## WORK ITEM
The answer must be the full listing, written out exactly.
────
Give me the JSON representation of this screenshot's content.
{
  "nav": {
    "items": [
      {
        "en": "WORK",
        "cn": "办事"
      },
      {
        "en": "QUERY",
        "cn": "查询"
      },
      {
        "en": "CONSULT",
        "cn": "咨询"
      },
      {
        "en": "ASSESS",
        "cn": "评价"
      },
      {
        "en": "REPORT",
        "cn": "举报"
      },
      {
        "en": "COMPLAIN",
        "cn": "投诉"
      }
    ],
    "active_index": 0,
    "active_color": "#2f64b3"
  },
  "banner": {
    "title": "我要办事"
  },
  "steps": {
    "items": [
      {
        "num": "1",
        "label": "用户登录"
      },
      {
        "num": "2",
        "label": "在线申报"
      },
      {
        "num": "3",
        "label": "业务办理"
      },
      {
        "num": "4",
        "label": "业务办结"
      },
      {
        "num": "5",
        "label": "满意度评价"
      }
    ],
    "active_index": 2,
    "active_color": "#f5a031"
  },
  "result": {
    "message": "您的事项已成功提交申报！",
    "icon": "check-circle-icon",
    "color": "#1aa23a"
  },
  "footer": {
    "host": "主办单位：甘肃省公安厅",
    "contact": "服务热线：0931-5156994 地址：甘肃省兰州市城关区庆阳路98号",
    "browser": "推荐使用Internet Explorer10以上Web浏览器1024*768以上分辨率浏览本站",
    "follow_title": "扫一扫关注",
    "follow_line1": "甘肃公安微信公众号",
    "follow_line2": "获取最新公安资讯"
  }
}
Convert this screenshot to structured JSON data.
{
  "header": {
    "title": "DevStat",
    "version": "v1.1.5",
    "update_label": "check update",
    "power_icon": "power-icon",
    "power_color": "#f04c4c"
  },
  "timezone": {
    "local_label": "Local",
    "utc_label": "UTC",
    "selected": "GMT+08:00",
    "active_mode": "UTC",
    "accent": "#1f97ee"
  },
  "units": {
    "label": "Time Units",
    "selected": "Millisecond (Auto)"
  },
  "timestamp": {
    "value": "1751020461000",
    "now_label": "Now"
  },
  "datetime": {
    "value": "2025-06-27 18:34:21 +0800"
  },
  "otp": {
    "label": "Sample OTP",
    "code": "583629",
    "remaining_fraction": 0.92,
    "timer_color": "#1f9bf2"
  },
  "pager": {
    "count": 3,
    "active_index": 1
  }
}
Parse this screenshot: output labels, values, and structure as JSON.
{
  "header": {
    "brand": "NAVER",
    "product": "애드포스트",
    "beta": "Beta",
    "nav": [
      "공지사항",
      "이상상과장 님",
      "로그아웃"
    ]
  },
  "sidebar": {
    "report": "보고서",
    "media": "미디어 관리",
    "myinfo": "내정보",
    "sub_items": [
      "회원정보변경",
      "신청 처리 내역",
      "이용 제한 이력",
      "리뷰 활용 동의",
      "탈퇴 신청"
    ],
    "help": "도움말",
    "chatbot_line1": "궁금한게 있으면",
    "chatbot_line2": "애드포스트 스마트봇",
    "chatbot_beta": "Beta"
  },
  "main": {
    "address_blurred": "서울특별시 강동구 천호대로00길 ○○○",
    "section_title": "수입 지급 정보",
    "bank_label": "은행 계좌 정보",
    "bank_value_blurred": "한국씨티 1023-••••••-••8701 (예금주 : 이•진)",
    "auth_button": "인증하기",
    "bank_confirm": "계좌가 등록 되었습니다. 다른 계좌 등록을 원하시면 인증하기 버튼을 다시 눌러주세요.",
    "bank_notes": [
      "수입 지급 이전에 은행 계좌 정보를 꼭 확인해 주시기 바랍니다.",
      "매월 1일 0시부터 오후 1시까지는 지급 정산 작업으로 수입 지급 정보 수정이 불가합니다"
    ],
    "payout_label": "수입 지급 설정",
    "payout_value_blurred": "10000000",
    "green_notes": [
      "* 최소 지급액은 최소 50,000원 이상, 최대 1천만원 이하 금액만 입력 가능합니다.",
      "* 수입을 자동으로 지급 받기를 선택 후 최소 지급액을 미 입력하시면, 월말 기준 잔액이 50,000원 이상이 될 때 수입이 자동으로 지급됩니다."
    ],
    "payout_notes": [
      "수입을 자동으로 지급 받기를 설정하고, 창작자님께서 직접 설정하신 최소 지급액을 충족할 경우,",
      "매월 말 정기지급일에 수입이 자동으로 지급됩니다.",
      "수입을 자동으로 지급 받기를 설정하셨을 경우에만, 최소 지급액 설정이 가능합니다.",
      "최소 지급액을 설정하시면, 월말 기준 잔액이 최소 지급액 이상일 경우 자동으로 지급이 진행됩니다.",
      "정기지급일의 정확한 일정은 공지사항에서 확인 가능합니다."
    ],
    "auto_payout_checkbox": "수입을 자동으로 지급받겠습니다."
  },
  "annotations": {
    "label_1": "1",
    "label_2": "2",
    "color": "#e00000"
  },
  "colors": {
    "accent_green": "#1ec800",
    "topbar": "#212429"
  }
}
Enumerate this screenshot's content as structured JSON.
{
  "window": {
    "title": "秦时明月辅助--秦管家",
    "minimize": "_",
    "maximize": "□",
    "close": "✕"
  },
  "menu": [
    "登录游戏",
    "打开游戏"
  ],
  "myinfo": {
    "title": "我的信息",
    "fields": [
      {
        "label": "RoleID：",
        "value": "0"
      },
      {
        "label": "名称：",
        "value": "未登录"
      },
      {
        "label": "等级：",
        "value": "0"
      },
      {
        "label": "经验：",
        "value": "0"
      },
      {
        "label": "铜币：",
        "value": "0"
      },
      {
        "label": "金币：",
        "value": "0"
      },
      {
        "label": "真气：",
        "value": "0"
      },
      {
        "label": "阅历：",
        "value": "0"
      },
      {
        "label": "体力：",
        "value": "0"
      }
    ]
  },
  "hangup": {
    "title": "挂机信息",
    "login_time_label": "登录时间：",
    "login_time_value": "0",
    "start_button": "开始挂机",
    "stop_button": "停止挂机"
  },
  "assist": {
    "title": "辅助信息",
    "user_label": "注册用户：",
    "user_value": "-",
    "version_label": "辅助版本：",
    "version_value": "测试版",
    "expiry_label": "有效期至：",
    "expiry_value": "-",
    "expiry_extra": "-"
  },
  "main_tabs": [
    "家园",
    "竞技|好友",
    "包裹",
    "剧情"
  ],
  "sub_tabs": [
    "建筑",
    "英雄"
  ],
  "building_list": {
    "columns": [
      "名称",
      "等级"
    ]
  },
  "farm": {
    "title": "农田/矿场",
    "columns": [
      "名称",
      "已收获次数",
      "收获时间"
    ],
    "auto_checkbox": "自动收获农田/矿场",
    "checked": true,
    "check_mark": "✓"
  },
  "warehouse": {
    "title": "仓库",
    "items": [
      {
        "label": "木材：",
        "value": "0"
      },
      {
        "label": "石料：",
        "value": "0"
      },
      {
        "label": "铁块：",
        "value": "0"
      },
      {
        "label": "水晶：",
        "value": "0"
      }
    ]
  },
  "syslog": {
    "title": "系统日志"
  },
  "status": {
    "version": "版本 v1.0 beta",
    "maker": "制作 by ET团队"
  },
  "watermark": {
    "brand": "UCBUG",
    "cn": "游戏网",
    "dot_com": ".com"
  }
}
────
## SOLUTION TO THE PROBLEM
Give me the JSON representation of this screenshot's content.
{
  "nav": {
    "items": [
      {
        "en": "WORK",
        "cn": "办事"
      },
      {
        "en": "QUERY",
        "cn": "查询"
      },
      {
        "en": "CONSULT",
        "cn": "咨询"
      },
      {
        "en": "ASSESS",
        "cn": "评价"
      },
      {
        "en": "REPORT",
        "cn": "举报"
      },
      {
        "en": "COMPLAIN",
        "cn": "投诉"
      }
    ],
    "active_index": 0,
    "active_color": "#2f64b3"
  },
  "banner": {
    "title": "我要办事"
  },
  "steps": {
    "items": [
      {
        "num": "1",
        "label": "用户登录"
      },
      {
        "num": "2",
        "label": "在线申报"
      },
      {
        "num": "3",
        "label": "业务办理"
      },
      {
        "num": "4",
        "label": "业务办结"
      },
      {
        "num": "5",
        "label": "满意度评价"
      }
    ],
    "active_index": 2,
    "active_color": "#f5a031"
  },
  "result": {
    "message": "您的事项已成功提交申报！",
    "icon": "check-circle-icon",
    "color": "#1aa23a"
  },
  "footer": {
    "host": "主办单位：甘肃省公安厅",
    "contact": "服务热线：0931-5156994 地址：甘肃省兰州市城关区庆阳路98号",
    "browser": "推荐使用Internet Explorer10以上Web浏览器1024*768以上分辨率浏览本站",
    "follow_title": "扫一扫关注",
    "follow_line1": "甘肃公安微信公众号",
    "follow_line2": "获取最新公安资讯"
  }
}
Convert this screenshot to structured JSON data.
{
  "header": {
    "title": "DevStat",
    "version": "v1.1.5",
    "update_label": "check update",
    "power_icon": "power-icon",
    "power_color": "#f04c4c"
  },
  "timezone": {
    "local_label": "Local",
    "utc_label": "UTC",
    "selected": "GMT+08:00",
    "active_mode": "UTC",
    "accent": "#1f97ee"
  },
  "units": {
    "label": "Time Units",
    "selected": "Millisecond (Auto)"
  },
  "timestamp": {
    "value": "1751020461000",
    "now_label": "Now"
  },
  "datetime": {
    "value": "2025-06-27 18:34:21 +0800"
  },
  "otp": {
    "label": "Sample OTP",
    "code": "583629",
    "remaining_fraction": 0.92,
    "timer_color": "#1f9bf2"
  },
  "pager": {
    "count": 3,
    "active_index": 1
  }
}
Parse this screenshot: output labels, values, and structure as JSON.
{
  "header": {
    "brand": "NAVER",
    "product": "애드포스트",
    "beta": "Beta",
    "nav": [
      "공지사항",
      "이상상과장 님",
      "로그아웃"
    ]
  },
  "sidebar": {
    "report": "보고서",
    "media": "미디어 관리",
    "myinfo": "내정보",
    "sub_items": [
      "회원정보변경",
      "신청 처리 내역",
      "이용 제한 이력",
      "리뷰 활용 동의",
      "탈퇴 신청"
    ],
    "help": "도움말",
    "chatbot_line1": "궁금한게 있으면",
    "chatbot_line2": "애드포스트 스마트봇",
    "chatbot_beta": "Beta"
  },
  "main": {
    "address_blurred": "서울특별시 강동구 천호대로00길 ○○○",
    "section_title": "수입 지급 정보",
    "bank_label": "은행 계좌 정보",
    "bank_value_blurred": "한국씨티 1023-••••••-••8701 (예금주 : 이•진)",
    "auth_button": "인증하기",
    "bank_confirm": "계좌가 등록 되었습니다. 다른 계좌 등록을 원하시면 인증하기 버튼을 다시 눌러주세요.",
    "bank_notes": [
      "수입 지급 이전에 은행 계좌 정보를 꼭 확인해 주시기 바랍니다.",
      "매월 1일 0시부터 오후 1시까지는 지급 정산 작업으로 수입 지급 정보 수정이 불가합니다"
    ],
    "payout_label": "수입 지급 설정",
    "payout_value_blurred": "10000000",
    "green_notes": [
      "* 최소 지급액은 최소 50,000원 이상, 최대 1천만원 이하 금액만 입력 가능합니다.",
      "* 수입을 자동으로 지급 받기를 선택 후 최소 지급액을 미 입력하시면, 월말 기준 잔액이 50,000원 이상이 될 때 수입이 자동으로 지급됩니다."
    ],
    "payout_notes": [
      "수입을 자동으로 지급 받기를 설정하고, 창작자님께서 직접 설정하신 최소 지급액을 충족할 경우,",
      "매월 말 정기지급일에 수입이 자동으로 지급됩니다.",
      "수입을 자동으로 지급 받기를 설정하셨을 경우에만, 최소 지급액 설정이 가능합니다.",
      "최소 지급액을 설정하시면, 월말 기준 잔액이 최소 지급액 이상일 경우 자동으로 지급이 진행됩니다.",
      "정기지급일의 정확한 일정은 공지사항에서 확인 가능합니다."
    ],
    "auto_payout_checkbox": "수입을 자동으로 지급받겠습니다."
  },
  "annotations": {
    "label_1": "1",
    "label_2": "2",
    "color": "#e00000"
  },
  "colors": {
    "accent_green": "#1ec800",
    "topbar": "#212429"
  }
}
Enumerate this screenshot's content as structured JSON.
{
  "window": {
    "title": "秦时明月辅助--秦管家",
    "minimize": "_",
    "maximize": "□",
    "close": "✕"
  },
  "menu": [
    "登录游戏",
    "打开游戏"
  ],
  "myinfo": {
    "title": "我的信息",
    "fields": [
      {
        "label": "RoleID：",
        "value": "0"
      },
      {
        "label": "名称：",
        "value": "未登录"
      },
      {
        "label": "等级：",
        "value": "0"
      },
      {
        "label": "经验：",
        "value": "0"
      },
      {
        "label": "铜币：",
        "value": "0"
      },
      {
        "label": "金币：",
        "value": "0"
      },
      {
        "label": "真气：",
        "value": "0"
      },
      {
        "label": "阅历：",
        "value": "0"
      },
      {
        "label": "体力：",
        "value": "0"
      }
    ]
  },
  "hangup": {
    "title": "挂机信息",
    "login_time_label": "登录时间：",
    "login_time_value": "0",
    "start_button": "开始挂机",
    "stop_button": "停止挂机"
  },
  "assist": {
    "title": "辅助信息",
    "user_label": "注册用户：",
    "user_value": "-",
    "version_label": "辅助版本：",
    "version_value": "测试版",
    "expiry_label": "有效期至：",
    "expiry_value": "-",
    "expiry_extra": "-"
  },
  "main_tabs": [
    "家园",
    "竞技|好友",
    "包裹",
    "剧情"
  ],
  "sub_tabs": [
    "建筑",
    "英雄"
  ],
  "building_list": {
    "columns": [
      "名称",
      "等级"
    ]
  },
  "farm": {
    "title": "农田/矿场",
    "columns": [
      "名称",
      "已收获次数",
      "收获时间"
    ],
    "auto_checkbox": "自动收获农田/矿场",
    "checked": true,
    "check_mark": "✓"
  },
  "warehouse": {
    "title": "仓库",
    "items": [
      {
        "label": "木材：",
        "value": "0"
      },
      {
        "label": "石料：",
        "value": "0"
      },
      {
        "label": "铁块：",
        "value": "0"
      },
      {
        "label": "水晶：",
        "value": "0"
      }
    ]
  },
  "syslog": {
    "title": "系统日志"
  },
  "status": {
    "version": "版本 v1.0 beta",
    "maker": "制作 by ET团队"
  },
  "watermark": {
    "brand": "UCBUG",
    "cn": "游戏网",
    "dot_com": ".com"
  }
}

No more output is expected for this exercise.